Summary of the Italian wine vintages on a year by year basis, with recommendations of wines to look out for.
This section is updated regularly.
Quick facts: Chianti is from the Tuscany region
Barolo and Barbaresco are from the Piedmont region
This was a good year for growers across most of Italy, who experienced a relatively cool summer which led to slower than normal ripening of grapes and resulting in wines, especially from Tuscany, taking longer to mature. Piedmont experienced a late hot summer, with high temperatures throughout September and this is the region to look out for when choosing a '96.
An amazing vintage, especially for Tuscan wines and wines from Piedmont. In fact, if you can find a Chianti Classico 1997 in a restaurant then you should not be disappointed. Elsewhere, whilst still a good vintage, growers were somewhat eclipsed by the success in Tuscany, where some producers stated that the 1997 was the best vintage in half a century.
Another very good year for Tuscany and Piedmont although some Tuscan producers suffered from poor picking timing during the October rains. Those that picked before or after were rewarded with long living wines but to be sure, pick a Barolo or Barbaresco from Piedmont. The wines are classics and will drink well now or keep for another 10 years or more. Elsewhere, adverse weather conditions made picking difficult and especially in Campania and Basilicata, where the 1998 wines are best avoided.

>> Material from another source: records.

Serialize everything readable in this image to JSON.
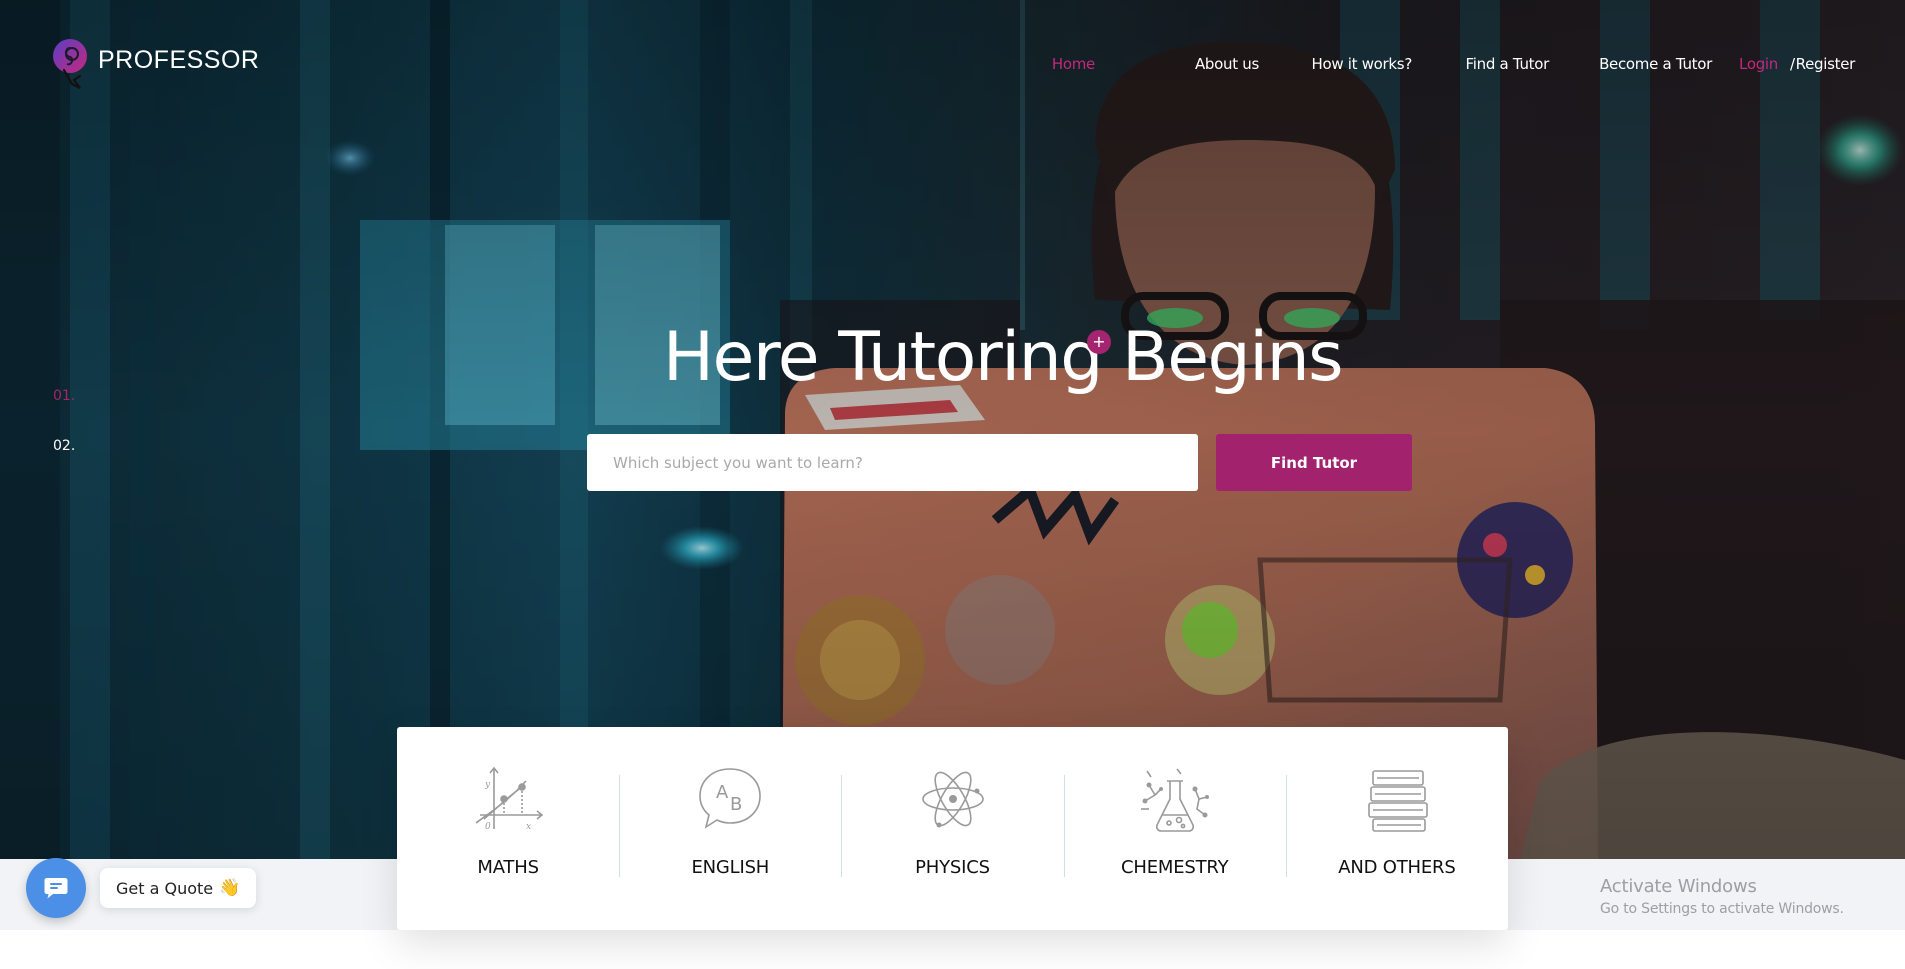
{
  "brand": {
    "name": "PROFESSOR",
    "logo_icon": "lightbulb-logo-icon"
  },
  "nav": {
    "home": "Home",
    "about": "About us",
    "how": "How it works?",
    "find_tutor": "Find a Tutor",
    "become_tutor": "Become a Tutor",
    "login": "Login",
    "separator": "/",
    "register": "Register"
  },
  "slider": {
    "indices": [
      "01.",
      "02."
    ],
    "active_index": 0
  },
  "hero": {
    "title": "Here Tutoring Begins",
    "plus_label": "+",
    "search_placeholder": "Which subject you want to learn?",
    "search_value": "",
    "button_label": "Find Tutor"
  },
  "subjects": [
    {
      "label": "MATHS",
      "icon": "graph-axes-icon"
    },
    {
      "label": "ENGLISH",
      "icon": "speech-bubble-ab-icon"
    },
    {
      "label": "PHYSICS",
      "icon": "atom-icon"
    },
    {
      "label": "CHEMESTRY",
      "icon": "flask-icon"
    },
    {
      "label": "AND OTHERS",
      "icon": "books-stack-icon"
    }
  ],
  "chat": {
    "icon": "chat-bubble-icon",
    "quote_label": "Get a Quote",
    "wave_emoji": "👋"
  },
  "watermark": {
    "title": "Activate Windows",
    "subtitle": "Go to Settings to activate Windows."
  },
  "colors": {
    "accent": "#a3226d",
    "chat_blue": "#4b8fe6",
    "strip": "#f1f3f6"
  }
}
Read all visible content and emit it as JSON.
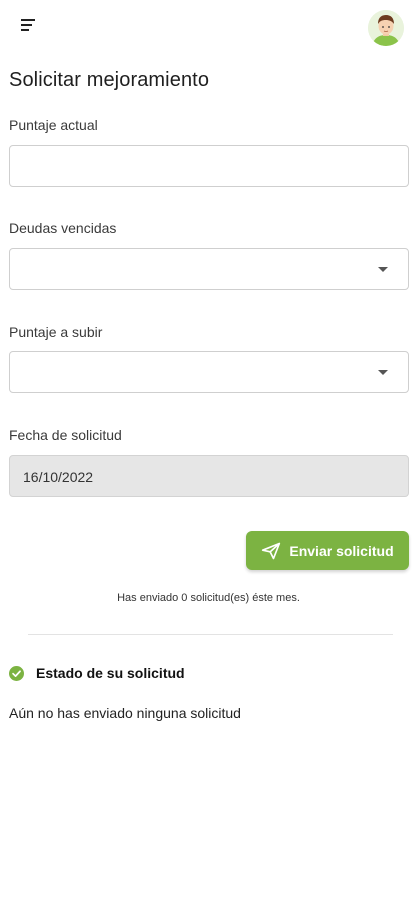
{
  "colors": {
    "accent": "#7cb342",
    "disabled_field_bg": "#e6e6e6",
    "border": "#cfcfcf"
  },
  "header": {
    "menu_icon": "menu-icon",
    "avatar_icon": "user-avatar"
  },
  "page": {
    "title": "Solicitar mejoramiento"
  },
  "form": {
    "current_score": {
      "label": "Puntaje actual",
      "value": ""
    },
    "overdue_debts": {
      "label": "Deudas vencidas",
      "selected": ""
    },
    "score_to_raise": {
      "label": "Puntaje a subir",
      "selected": ""
    },
    "request_date": {
      "label": "Fecha de solicitud",
      "value": "16/10/2022"
    },
    "submit_label": "Enviar solicitud",
    "submit_icon": "send-icon"
  },
  "sent_info": "Has enviado 0 solicitud(es) éste mes.",
  "status": {
    "icon": "check-circle-icon",
    "title": "Estado de su solicitud",
    "message": "Aún no has enviado ninguna solicitud"
  }
}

This was the year of rain for much of Italy, resulting in only average wines from Marches & Abruzzo and credible wines from Piedmont. The two regional exceptions were Tuscany and Campania which enjoyed a warm and sunny growing season and led to excellent vintages in both areas.
Look out for Barolos from 2000 - it was an exceptionally hot vintage throughout much of Italy, too hot for effective grape growing and the only reason Piedmont escaped the worst of the heat was because it is relatively far north. The wines produced are exceptional and will keep for many years. By contrast, Chiantis from this year are not on the same par and whilst the top growers produced credible results, you are likely to find wines at the table now that whilst drinkable, do not have the wow factor.

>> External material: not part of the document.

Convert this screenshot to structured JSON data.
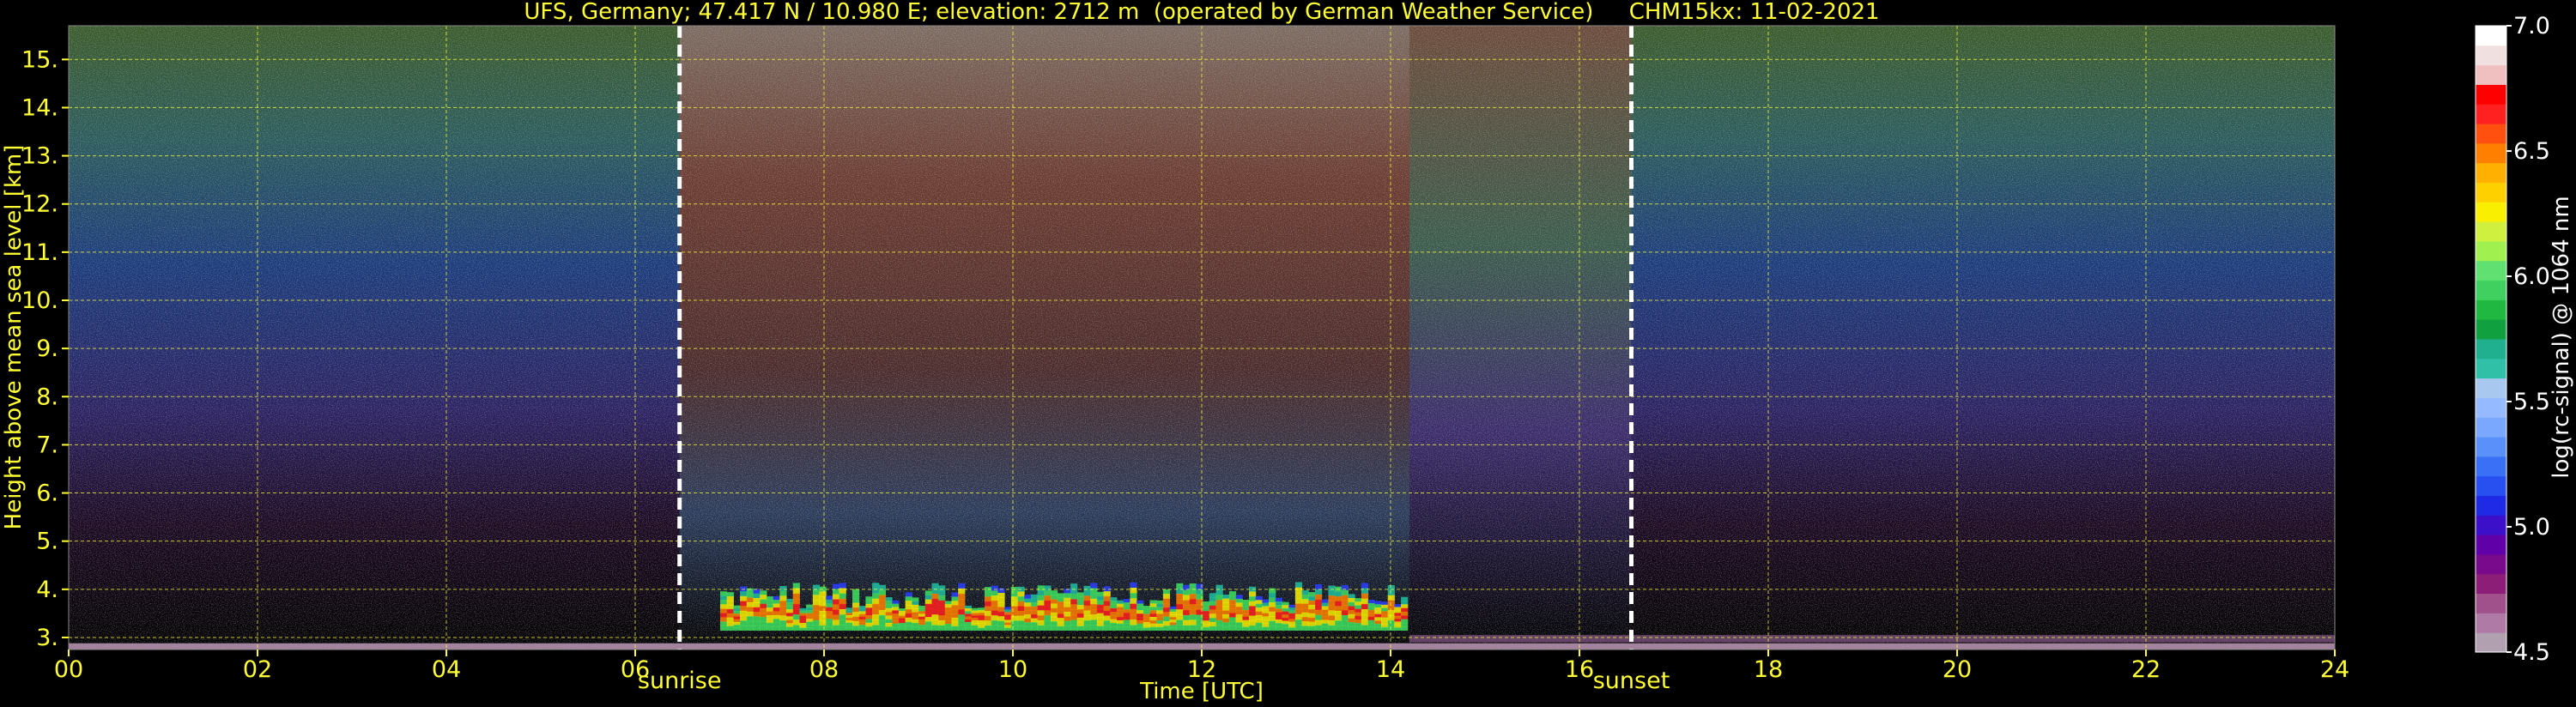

Yet another successful vintage for Italy's wine makers, with the best wines coming from Camania & Basilicata, where weather conditions were hot and dry for four months until the end of October. Elsewhere, Tuscany did not fare so well, subject to irregular weather conditions. The well known producers still worked their magic to produce great wines, but beware, there are some dogs too. Amarone & Veneto experienced a good run of dry weather and wines from 2001 are good to very good.
In contrast to the 1997 'best for half a century', 2002 could go down as the 'worst for half a century'. Heavy rains across Italy led to most crops being a total washout, with yields significantly down and widespread rot. Piedmont saw plenty of hailstorms which wrecked the Barolo crops, yet the top producers still managed to salvage something worth drinking. In Tuscany, rains in September and October adversely affected the vintage, although there are some good wines still to be had, although drink them up now. Overall, avoid this vintage - it's not worth the risk.

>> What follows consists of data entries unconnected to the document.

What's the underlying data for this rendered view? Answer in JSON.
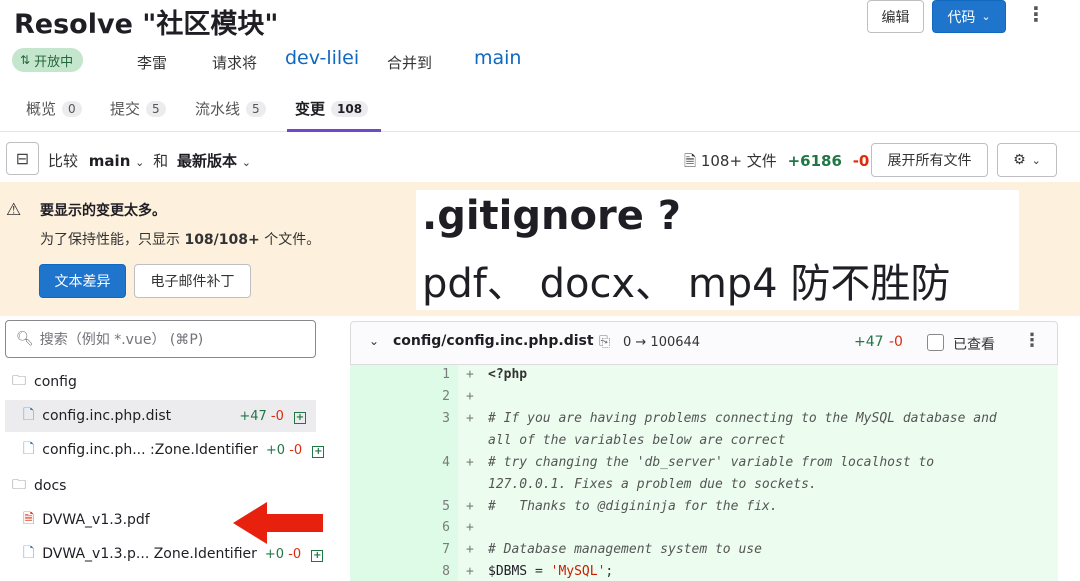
{
  "header": {
    "title": "Resolve \"社区模块\"",
    "edit_label": "编辑",
    "code_label": "代码",
    "status_badge": "开放中",
    "author": "李雷",
    "request_text": "请求将",
    "source_branch": "dev-lilei",
    "merge_text": "合并到",
    "target_branch": "main"
  },
  "tabs": [
    {
      "label": "概览",
      "count": "0"
    },
    {
      "label": "提交",
      "count": "5"
    },
    {
      "label": "流水线",
      "count": "5"
    },
    {
      "label": "变更",
      "count": "108"
    }
  ],
  "toolbar": {
    "compare_label": "比较",
    "base_branch": "main",
    "and_label": "和",
    "head_version": "最新版本",
    "files_label": "108+ 文件",
    "additions": "+6186",
    "deletions": "-0",
    "expand_all_label": "展开所有文件"
  },
  "warning": {
    "title": "要显示的变更太多。",
    "text_prefix": "为了保持性能，只显示",
    "text_count": "108/108+",
    "text_suffix": "个文件。",
    "text_diff_button": "文本差异",
    "email_patch_button": "电子邮件补丁"
  },
  "overlay": {
    "line1": ".gitignore ?",
    "line2": "pdf、 docx、 mp4 防不胜防"
  },
  "file_tree": {
    "search_placeholder": "搜索（例如 *.vue） (⌘P)",
    "items": [
      {
        "type": "folder",
        "name": "config"
      },
      {
        "type": "file",
        "name": "config.inc.php.dist",
        "add": "+47",
        "del": "-0"
      },
      {
        "type": "file",
        "name": "config.inc.ph... :Zone.Identifier",
        "add": "+0",
        "del": "-0"
      },
      {
        "type": "folder",
        "name": "docs"
      },
      {
        "type": "pdf",
        "name": "DVWA_v1.3.pdf"
      },
      {
        "type": "file",
        "name": "DVWA_v1.3.p... Zone.Identifier",
        "add": "+0",
        "del": "-0"
      }
    ]
  },
  "diff": {
    "file_path": "config/config.inc.php.dist",
    "mode_change": "0 → 100644",
    "additions": "+47",
    "deletions": "-0",
    "viewed_label": "已查看",
    "lines": [
      {
        "num": "1",
        "code": "<?php"
      },
      {
        "num": "2",
        "code": ""
      },
      {
        "num": "3",
        "code": "# If you are having problems connecting to the MySQL database and"
      },
      {
        "num": "",
        "code": "all of the variables below are correct"
      },
      {
        "num": "4",
        "code": "# try changing the 'db_server' variable from localhost to"
      },
      {
        "num": "",
        "code": "127.0.0.1. Fixes a problem due to sockets."
      },
      {
        "num": "5",
        "code": "#   Thanks to @digininja for the fix."
      },
      {
        "num": "6",
        "code": ""
      },
      {
        "num": "7",
        "code": "# Database management system to use"
      },
      {
        "num": "8",
        "code_var": "$DBMS",
        "code_eq": " = ",
        "code_str": "'MySQL'",
        "code_end": ";"
      }
    ]
  }
}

Like elsewhere in Europe, 2003 was one of the hottest on record and this caused problems for growers in Tuscany and Piedmont. By contrast, wines from Marches and Abruzzo are outstanding - keep an eye out for Montepulcianos from this year, that could handle all that heat and more. Amarone and Veneto also enjoyed fantastic growing conditions and the wines are drinking well now but will benefit from a few more years in the cellar.
Wines from Tuscany and Piedmont should be on your hit list for 2004, with classic growing conditions throughout the regions - lovely warm and sunny days, followed by cooler nights and no rush to harvest. Another classic vintage for wines from the Veneto region, with powerful wines produced that will last for a good few years to come. Only areas to avoid would be Campania & Basilicata, which had uneven weather in September and October, leading to undoubtedly average wines.
Another year of heavy rains leading to widespread rot and uneven wines. This in contrast to much of Europe's wine producers that hailed 2005 as one of the best years in recent times. Tuscany and Piedmont producers did OK and again, you can find good wines from the top producers, but it is probably not worth the risk. In the more southern areas, conditions were much much better and resulted in some excellent wines from the Basilicata and Campania regions - these are the ones to look out for from 2005 and will keep well into 2010.